Task objective ->
Check every line of the entries below for "location", and copy the lines that have it.

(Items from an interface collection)
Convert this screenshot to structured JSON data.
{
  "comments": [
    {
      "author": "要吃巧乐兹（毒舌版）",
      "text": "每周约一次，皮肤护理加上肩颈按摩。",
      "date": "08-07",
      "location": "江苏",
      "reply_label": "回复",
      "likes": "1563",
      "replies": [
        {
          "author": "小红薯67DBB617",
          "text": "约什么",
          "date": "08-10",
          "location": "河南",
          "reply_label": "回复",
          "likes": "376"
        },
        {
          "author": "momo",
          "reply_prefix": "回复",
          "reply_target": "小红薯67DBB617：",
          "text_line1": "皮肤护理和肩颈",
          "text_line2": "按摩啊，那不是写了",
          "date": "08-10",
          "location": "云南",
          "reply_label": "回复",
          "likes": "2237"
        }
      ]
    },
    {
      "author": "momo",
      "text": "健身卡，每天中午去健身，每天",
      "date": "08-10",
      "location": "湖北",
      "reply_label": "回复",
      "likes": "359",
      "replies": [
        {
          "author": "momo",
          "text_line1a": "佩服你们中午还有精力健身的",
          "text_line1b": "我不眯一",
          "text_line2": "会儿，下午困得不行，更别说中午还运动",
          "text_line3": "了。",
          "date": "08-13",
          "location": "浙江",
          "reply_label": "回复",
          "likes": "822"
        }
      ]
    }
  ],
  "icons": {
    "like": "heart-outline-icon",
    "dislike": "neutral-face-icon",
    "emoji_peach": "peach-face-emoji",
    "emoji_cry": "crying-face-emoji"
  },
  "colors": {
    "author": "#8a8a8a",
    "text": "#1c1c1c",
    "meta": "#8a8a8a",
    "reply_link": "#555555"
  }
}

Answer section ->
      "location": "江苏",
          "location": "河南",
          "location": "云南",
      "location": "湖北",
          "location": "浙江",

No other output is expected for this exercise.